## Exercise details
Scan the entries that follow for the word "value", then report every line in which it appears.

━━━ Data for the task

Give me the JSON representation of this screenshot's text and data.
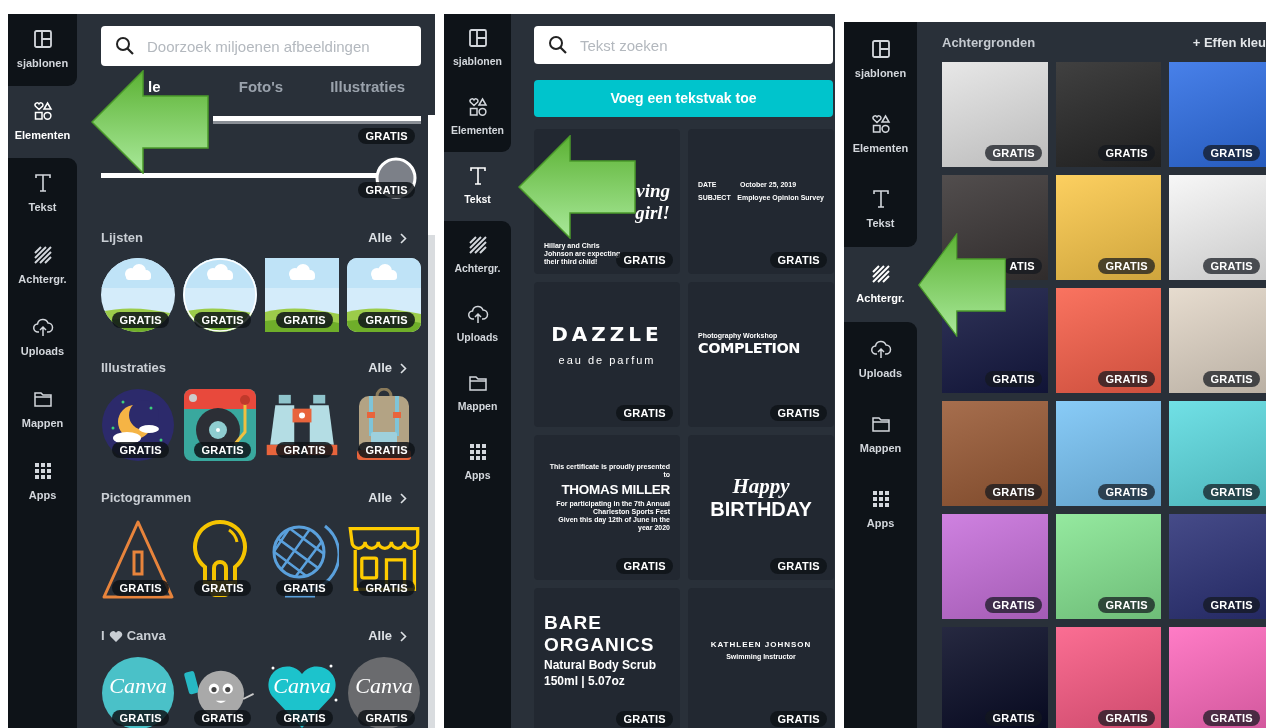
{
  "panels": [
    {
      "kind": "elements",
      "sidebar": [
        {
          "kind": "templates",
          "label": "sjablonen",
          "selected": false
        },
        {
          "kind": "elements",
          "label": "Elementen",
          "selected": true
        },
        {
          "kind": "text",
          "label": "Tekst",
          "selected": false
        },
        {
          "kind": "backgrounds",
          "label": "Achtergr.",
          "selected": false
        },
        {
          "kind": "uploads",
          "label": "Uploads",
          "selected": false
        },
        {
          "kind": "folders",
          "label": "Mappen",
          "selected": false
        },
        {
          "kind": "apps",
          "label": "Apps",
          "selected": false
        }
      ],
      "search": {
        "placeholder": "Doorzoek miljoenen afbeeldingen"
      },
      "tabs": [
        {
          "label": "le",
          "selected": true
        },
        {
          "label": "Foto's",
          "selected": false
        },
        {
          "label": "Illustraties",
          "selected": false
        }
      ],
      "shapes": [
        {
          "kind": "line",
          "badge": "GRATIS"
        },
        {
          "kind": "line-circle",
          "badge": "GRATIS"
        }
      ],
      "sections": [
        {
          "kind": "frames",
          "title": "Lijsten",
          "link": "Alle",
          "items": [
            {
              "kind": "circle-frame",
              "badge": "GRATIS"
            },
            {
              "kind": "ring-frame",
              "badge": "GRATIS"
            },
            {
              "kind": "square-frame",
              "badge": "GRATIS"
            },
            {
              "kind": "rounded-frame",
              "badge": "GRATIS"
            }
          ]
        },
        {
          "kind": "illustrations",
          "title": "Illustraties",
          "link": "Alle",
          "items": [
            {
              "kind": "moon",
              "badge": "GRATIS"
            },
            {
              "kind": "turntable",
              "badge": "GRATIS"
            },
            {
              "kind": "binoculars",
              "badge": "GRATIS"
            },
            {
              "kind": "backpack",
              "badge": "GRATIS"
            }
          ]
        },
        {
          "kind": "pictograms",
          "title": "Pictogrammen",
          "link": "Alle",
          "items": [
            {
              "kind": "warning",
              "badge": "GRATIS"
            },
            {
              "kind": "bulb",
              "badge": "GRATIS"
            },
            {
              "kind": "globe",
              "badge": "GRATIS"
            },
            {
              "kind": "shop",
              "badge": "GRATIS"
            }
          ]
        },
        {
          "kind": "stickers",
          "title": "I",
          "title_suffix": "Canva",
          "link": "Alle",
          "items": [
            {
              "kind": "sticker-circle",
              "text": "Canva",
              "badge": "GRATIS"
            },
            {
              "kind": "monster",
              "badge": "GRATIS"
            },
            {
              "kind": "sticker-heart",
              "text": "Canva",
              "badge": "GRATIS"
            },
            {
              "kind": "sticker-grey",
              "text": "Canva",
              "badge": "GRATIS"
            }
          ]
        }
      ]
    },
    {
      "kind": "text",
      "sidebar": [
        {
          "kind": "templates",
          "label": "sjablonen",
          "selected": false
        },
        {
          "kind": "elements",
          "label": "Elementen",
          "selected": false
        },
        {
          "kind": "text",
          "label": "Tekst",
          "selected": true
        },
        {
          "kind": "backgrounds",
          "label": "Achtergr.",
          "selected": false
        },
        {
          "kind": "uploads",
          "label": "Uploads",
          "selected": false
        },
        {
          "kind": "folders",
          "label": "Mappen",
          "selected": false
        },
        {
          "kind": "apps",
          "label": "Apps",
          "selected": false
        }
      ],
      "search": {
        "placeholder": "Tekst zoeken"
      },
      "button": "Voeg een tekstvak toe",
      "cards": [
        {
          "badge": "GRATIS",
          "lines": [
            {
              "kind": "script-right",
              "text": "ving"
            },
            {
              "kind": "script-right",
              "text": "girl!"
            },
            {
              "kind": "tiny-low",
              "text": "Hillary and Chris Johnson are expecting their third child!"
            }
          ]
        },
        {
          "badge": "GRATIS",
          "lines": [
            {
              "kind": "pair",
              "text": "DATE",
              "value": "October 25, 2019"
            },
            {
              "kind": "pair",
              "text": "SUBJECT",
              "value": "Employee Opinion Survey"
            }
          ]
        },
        {
          "badge": "GRATIS",
          "lines": [
            {
              "kind": "display-spaced",
              "text": "DAZZLE"
            },
            {
              "kind": "spaced",
              "text": "eau de parfum"
            }
          ]
        },
        {
          "badge": "GRATIS",
          "lines": [
            {
              "kind": "label-small",
              "text": "Photography Workshop"
            },
            {
              "kind": "heavy",
              "text": "COMPLETION"
            }
          ]
        },
        {
          "badge": "GRATIS",
          "lines": [
            {
              "kind": "tiny-right",
              "text": "This certificate is proudly presented to"
            },
            {
              "kind": "condensed",
              "text": "THOMAS MILLER"
            },
            {
              "kind": "tiny-right",
              "text": "For participating in the 7th Annual Charleston Sports Fest"
            },
            {
              "kind": "tiny-right",
              "text": "Given this day 12th of June in the year 2020"
            }
          ]
        },
        {
          "badge": "GRATIS",
          "lines": [
            {
              "kind": "script-center",
              "text": "Happy"
            },
            {
              "kind": "big-bold",
              "text": "BIRTHDAY"
            }
          ]
        },
        {
          "badge": "GRATIS",
          "lines": [
            {
              "kind": "block-bold",
              "text": "BARE"
            },
            {
              "kind": "block-bold",
              "text": "ORGANICS"
            },
            {
              "kind": "medium",
              "text": "Natural Body Scrub"
            },
            {
              "kind": "medium",
              "text": "150ml | 5.07oz"
            }
          ]
        },
        {
          "badge": "GRATIS",
          "lines": [
            {
              "kind": "caps-spaced",
              "text": "KATHLEEN JOHNSON"
            },
            {
              "kind": "tiny-center",
              "text": "Swimming Instructor"
            }
          ]
        }
      ]
    },
    {
      "kind": "backgrounds",
      "sidebar": [
        {
          "kind": "templates",
          "label": "sjablonen",
          "selected": false
        },
        {
          "kind": "elements",
          "label": "Elementen",
          "selected": false
        },
        {
          "kind": "text",
          "label": "Tekst",
          "selected": false
        },
        {
          "kind": "backgrounds",
          "label": "Achtergr.",
          "selected": true
        },
        {
          "kind": "uploads",
          "label": "Uploads",
          "selected": false
        },
        {
          "kind": "folders",
          "label": "Mappen",
          "selected": false
        },
        {
          "kind": "apps",
          "label": "Apps",
          "selected": false
        }
      ],
      "header": {
        "title": "Achtergronden",
        "action": "+ Effen kleu"
      },
      "tiles": [
        {
          "color": "#e4e4e4",
          "badge": "GRATIS"
        },
        {
          "color": "#262626",
          "badge": "GRATIS"
        },
        {
          "color": "#2f6fe6",
          "badge": "GRATIS"
        },
        {
          "color": "#3a3535",
          "badge": "ATIS"
        },
        {
          "color": "#fcc94a",
          "badge": "GRATIS"
        },
        {
          "color": "#f6f6f6",
          "badge": "GRATIS"
        },
        {
          "color": "#141842",
          "badge": "GRATIS"
        },
        {
          "color": "#f9604a",
          "badge": "GRATIS"
        },
        {
          "color": "#e3d7c8",
          "badge": "GRATIS"
        },
        {
          "color": "#9a5a35",
          "badge": "GRATIS"
        },
        {
          "color": "#78c4f6",
          "badge": "GRATIS"
        },
        {
          "color": "#5ddce2",
          "badge": "GRATIS"
        },
        {
          "color": "#c870dc",
          "badge": "GRATIS"
        },
        {
          "color": "#86e692",
          "badge": "GRATIS"
        },
        {
          "color": "#2c3278",
          "badge": "GRATIS"
        },
        {
          "color": "#080b26",
          "badge": "GRATIS"
        },
        {
          "color": "#fa5a84",
          "badge": "GRATIS"
        },
        {
          "color": "#ff6abe",
          "badge": "GRATIS"
        }
      ]
    }
  ]
}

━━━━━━

## Completed exercise
              "value": "October 25, 2019"
              "value": "Employee Opinion Survey"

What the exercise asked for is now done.